I can hardly wait for the next installment.

r.

_________________
We are shaped and fashioned by what we love.
Goethe


Top
 Profile  
 
 Post subject:
PostPosted: May 11th, 2007, 7:56 am 
Offline
User avatar

Joined: December 28th, 2006, 3:11 pm
Posts: 1340
frozentripper wrote:
[

We should start a thread, "Photos from Hell". I'm not saying Rob's trip was that, although there have been some times when it was the Gumpian boxa chock-lits... I sure didn't know what I was gonna get.

:o


:D Oh sure - and ruin it for the rest of us who still hold out hope that these solo trips are fun.

I expect my trip this summer will qualify for some pretty gruesome shots...9 days out in the bush without a blowdryer ...aaaahhh!

Maybe I should visit the MNR before I start my trip so that they don't think it's a Blair Witch revival.
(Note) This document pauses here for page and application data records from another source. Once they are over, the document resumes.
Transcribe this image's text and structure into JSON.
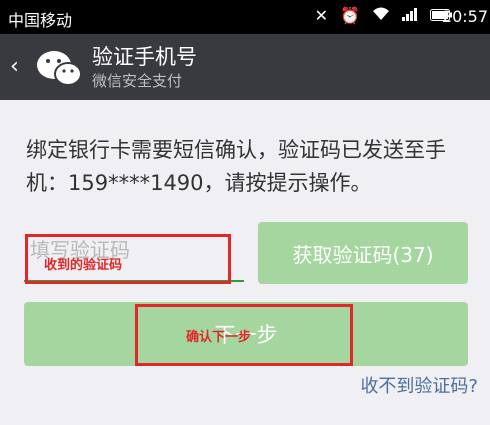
{
  "status_bar": {
    "carrier": "中国移动",
    "time": "20:57",
    "icons": [
      "mute-icon",
      "alarm-icon",
      "wifi-icon",
      "signal-icon",
      "battery-icon"
    ]
  },
  "header": {
    "title": "验证手机号",
    "subtitle": "微信安全支付"
  },
  "main": {
    "description": "绑定银行卡需要短信确认，验证码已发送至手机：159****1490，请按提示操作。",
    "code_input": {
      "placeholder": "填写验证码",
      "value": ""
    },
    "get_code_button": "获取验证码(37)",
    "next_button": "下一步",
    "no_code_link": "收不到验证码?"
  },
  "annotations": {
    "input_note": "收到的验证码",
    "button_note": "确认下一步"
  },
  "colors": {
    "titlebar": "#393a3f",
    "button_disabled_green": "#a6d6a0",
    "input_underline": "#2aa138",
    "link": "#4d6f9d",
    "annotation_red": "#e02828"
  }
}
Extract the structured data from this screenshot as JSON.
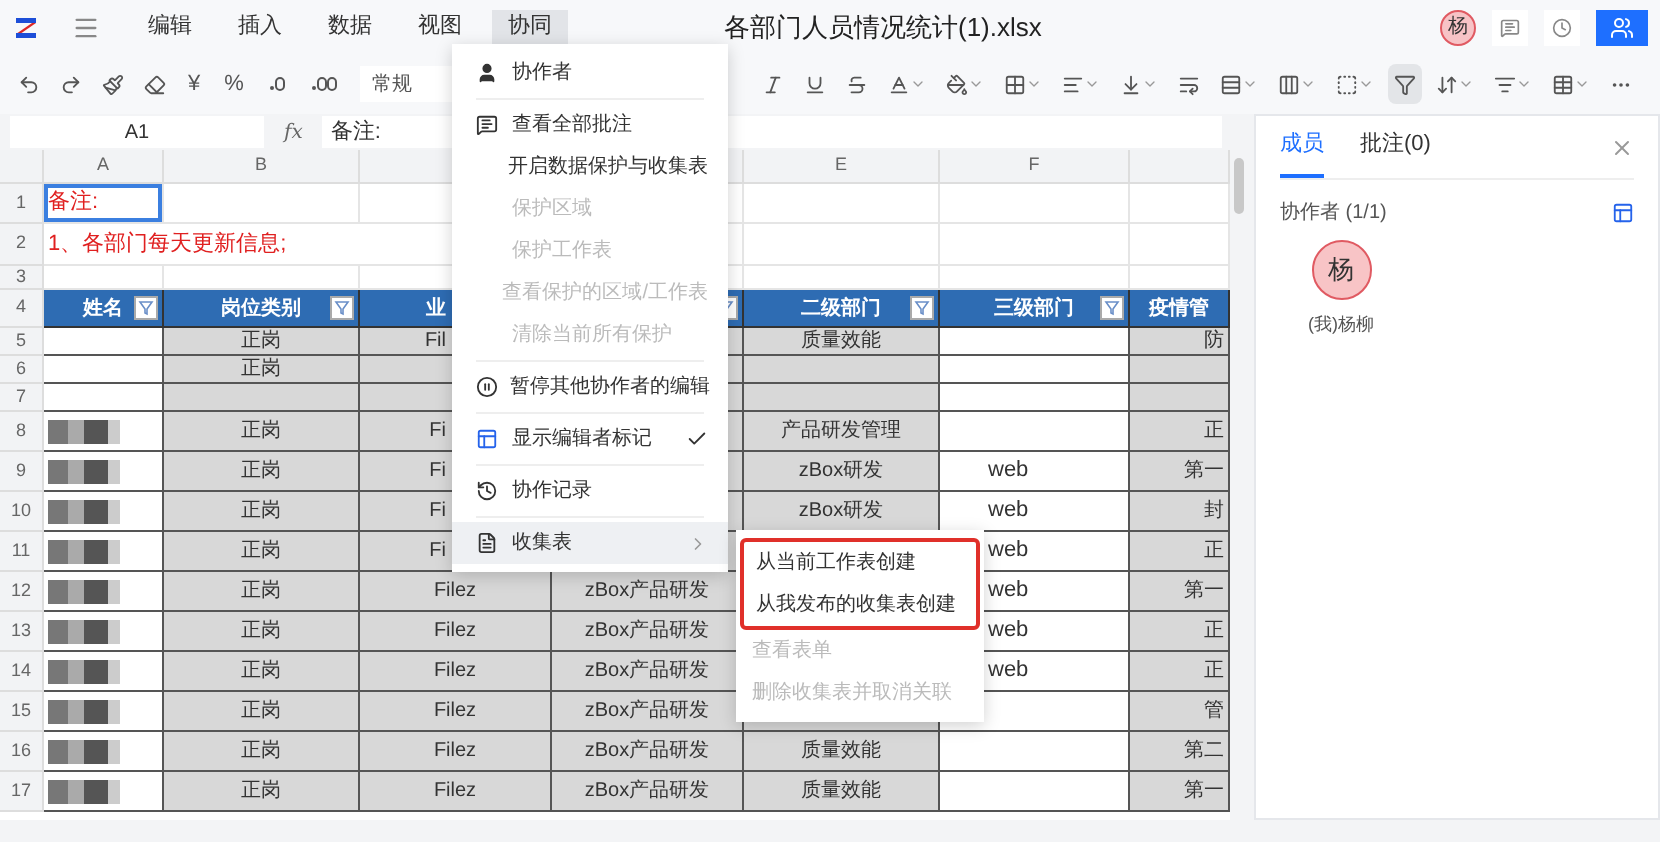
{
  "menubar": {
    "items": [
      {
        "label": "编辑",
        "selected": false
      },
      {
        "label": "插入",
        "selected": false
      },
      {
        "label": "数据",
        "selected": false
      },
      {
        "label": "视图",
        "selected": false
      },
      {
        "label": "协同",
        "selected": true
      }
    ]
  },
  "title": "各部门人员情况统计(1).xlsx",
  "user_avatar": "杨",
  "toolbar": {
    "currency": "¥",
    "percent": "%",
    "format": "常规",
    "filter_active": true
  },
  "formula_bar": {
    "cell": "A1",
    "fx": "fx",
    "value": "备注:"
  },
  "sheet": {
    "columns": [
      "A",
      "B",
      null,
      null,
      "E",
      "F"
    ],
    "rows": [
      {
        "number": "1",
        "kind": "note",
        "cells": [
          {
            "text": "备注:",
            "selected": true
          }
        ]
      },
      {
        "number": "2",
        "kind": "note",
        "cells": [
          "1、各部门每天更新信息;"
        ]
      },
      {
        "number": "3",
        "kind": "note",
        "cells": []
      },
      {
        "number": "4",
        "kind": "header",
        "under_menu": true,
        "cells": [
          {
            "text": "姓名",
            "filter": true
          },
          {
            "text": "岗位类别",
            "filter": true
          },
          {
            "text": "业"
          },
          {
            "filter": true
          },
          {
            "text": "二级部门",
            "filter": true
          },
          {
            "text": "三级部门",
            "filter": true
          },
          {
            "text": "疫情管",
            "filter": false
          }
        ]
      },
      {
        "number": "5",
        "kind": "data",
        "under_menu": true,
        "redacted": false,
        "cells": [
          null,
          "正岗",
          "Fil",
          null,
          "质量效能",
          null,
          "防"
        ]
      },
      {
        "number": "6",
        "kind": "data",
        "redacted": false,
        "cells": [
          null,
          "正岗",
          null,
          null,
          null,
          null,
          null
        ]
      },
      {
        "number": "7",
        "kind": "data",
        "redacted": false,
        "cells": [
          null,
          null,
          null,
          null,
          null,
          null,
          null
        ]
      },
      {
        "number": "8",
        "kind": "data",
        "under_menu": true,
        "redacted": true,
        "cells": [
          null,
          "正岗",
          "Fi",
          null,
          "产品研发管理",
          null,
          "正"
        ]
      },
      {
        "number": "9",
        "kind": "data",
        "under_menu": true,
        "redacted": true,
        "cells": [
          null,
          "正岗",
          "Fi",
          null,
          "zBox研发",
          "web",
          "第一"
        ]
      },
      {
        "number": "10",
        "kind": "data",
        "under_menu": true,
        "redacted": true,
        "cells": [
          null,
          "正岗",
          "Fi",
          null,
          "zBox研发",
          "web",
          "封"
        ]
      },
      {
        "number": "11",
        "kind": "data",
        "under_menu": true,
        "redacted": true,
        "cells": [
          null,
          "正岗",
          "Fi",
          null,
          null,
          "web",
          "正"
        ]
      },
      {
        "number": "12",
        "kind": "data",
        "under_menu": false,
        "redacted": true,
        "cells": [
          null,
          "正岗",
          "Filez",
          "zBox产品研发",
          null,
          "web",
          "第一"
        ]
      },
      {
        "number": "13",
        "kind": "data",
        "under_menu": false,
        "redacted": true,
        "cells": [
          null,
          "正岗",
          "Filez",
          "zBox产品研发",
          null,
          "web",
          "正"
        ]
      },
      {
        "number": "14",
        "kind": "data",
        "under_menu": false,
        "redacted": true,
        "cells": [
          null,
          "正岗",
          "Filez",
          "zBox产品研发",
          null,
          "web",
          "正"
        ]
      },
      {
        "number": "15",
        "kind": "data",
        "under_menu": false,
        "redacted": true,
        "cells": [
          null,
          "正岗",
          "Filez",
          "zBox产品研发",
          null,
          null,
          "管"
        ]
      },
      {
        "number": "16",
        "kind": "data",
        "under_menu": false,
        "redacted": true,
        "cells": [
          null,
          "正岗",
          "Filez",
          "zBox产品研发",
          "质量效能",
          null,
          "第二"
        ]
      },
      {
        "number": "17",
        "kind": "data",
        "under_menu": false,
        "redacted": true,
        "cells": [
          null,
          "正岗",
          "Filez",
          "zBox产品研发",
          "质量效能",
          null,
          "第一"
        ]
      }
    ]
  },
  "menu": {
    "items": [
      {
        "kind": "item",
        "label": "协作者",
        "disabled": false,
        "hovered": false
      },
      {
        "kind": "divider"
      },
      {
        "kind": "item",
        "label": "查看全部批注",
        "disabled": false,
        "hovered": false
      },
      {
        "kind": "item",
        "label": "开启数据保护与收集表",
        "disabled": false,
        "hovered": false
      },
      {
        "kind": "item",
        "label": "保护区域",
        "disabled": true,
        "hovered": false
      },
      {
        "kind": "item",
        "label": "保护工作表",
        "disabled": true,
        "hovered": false
      },
      {
        "kind": "item",
        "label": "查看保护的区域/工作表",
        "disabled": true,
        "hovered": false
      },
      {
        "kind": "item",
        "label": "清除当前所有保护",
        "disabled": true,
        "hovered": false
      },
      {
        "kind": "divider"
      },
      {
        "kind": "item",
        "label": "暂停其他协作者的编辑",
        "disabled": false,
        "hovered": false
      },
      {
        "kind": "divider"
      },
      {
        "kind": "item",
        "label": "显示编辑者标记",
        "disabled": false,
        "hovered": false,
        "checked": true
      },
      {
        "kind": "divider"
      },
      {
        "kind": "item",
        "label": "协作记录",
        "disabled": false,
        "hovered": false
      },
      {
        "kind": "divider"
      },
      {
        "kind": "item",
        "label": "收集表",
        "disabled": false,
        "hovered": true,
        "submenu": true
      }
    ]
  },
  "submenu": {
    "items": [
      {
        "label": "从当前工作表创建",
        "disabled": false,
        "highlighted": true
      },
      {
        "label": "从我发布的收集表创建",
        "disabled": false,
        "highlighted": true
      },
      {
        "label": "查看表单",
        "disabled": true,
        "highlighted": false
      },
      {
        "label": "删除收集表并取消关联",
        "disabled": true,
        "highlighted": false
      }
    ]
  },
  "panel": {
    "tabs": [
      {
        "label": "成员",
        "selected": true
      },
      {
        "label": "批注(0)",
        "selected": false
      }
    ],
    "section": "协作者 (1/1)",
    "members": [
      {
        "avatar": "杨",
        "name": "(我)杨柳"
      }
    ]
  }
}
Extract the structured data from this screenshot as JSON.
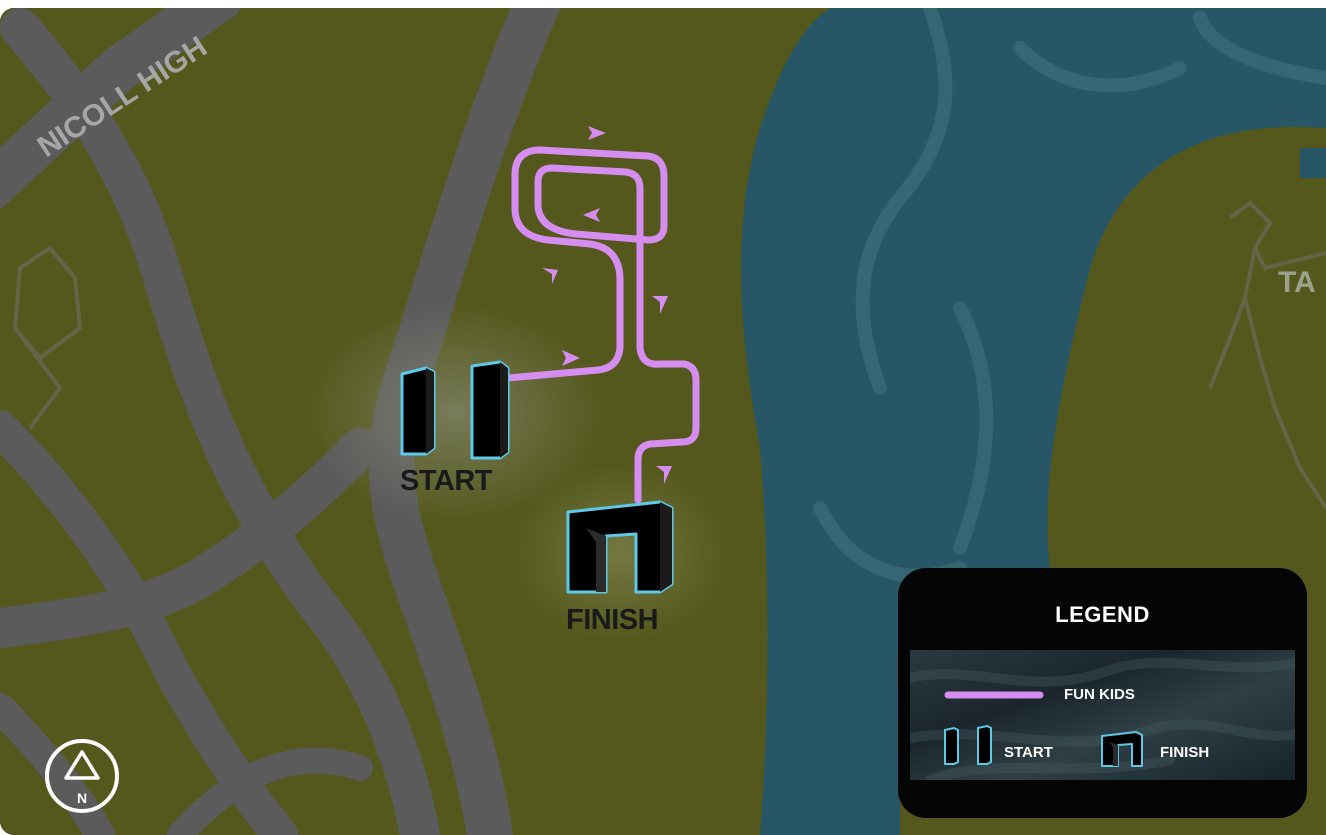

Then again...sometimes to get results you gotta go that extra mile :wink:

_________________
http://savetheogokiforest.blogspot.com/


Top
 Profile  
 
 Post subject:
PostPosted: May 11th, 2007, 8:16 am 
Offline
User avatar

Joined: December 29th, 2002, 7:00 pm
Posts: 6141
Location: Bancroft, Ontario Canada
Di,

Quote:
I expect my trip this summer will qualify for some pretty gruesome shots...9 days out in the bush without a blowdryer ...aaaahhh!


That's OK... 9 days out in the bush will mean you'll have to bathe, and those photos will more than make up for any taken with baseball caps, Tilley hats, etc...

:wink:

_________________
><((((º>


Top
 Profile  
 
Display posts from previous:  Sort by  
Post new topic Reply to topic  [ 31 posts ]  Go to page 1, 2, 3  Next

All times are UTC - 5 hours


Who is online

Users browsing this forum: No registered users and 11 guests


You cannot post new topics in this forum
You cannot reply to topics in this forum
You cannot edit your posts in this forum
You cannot delete your posts in this forum
You cannot post attachments in this forum

Search for:
Jump to:  
Powered by phpBB® Forum Software © phpBB Group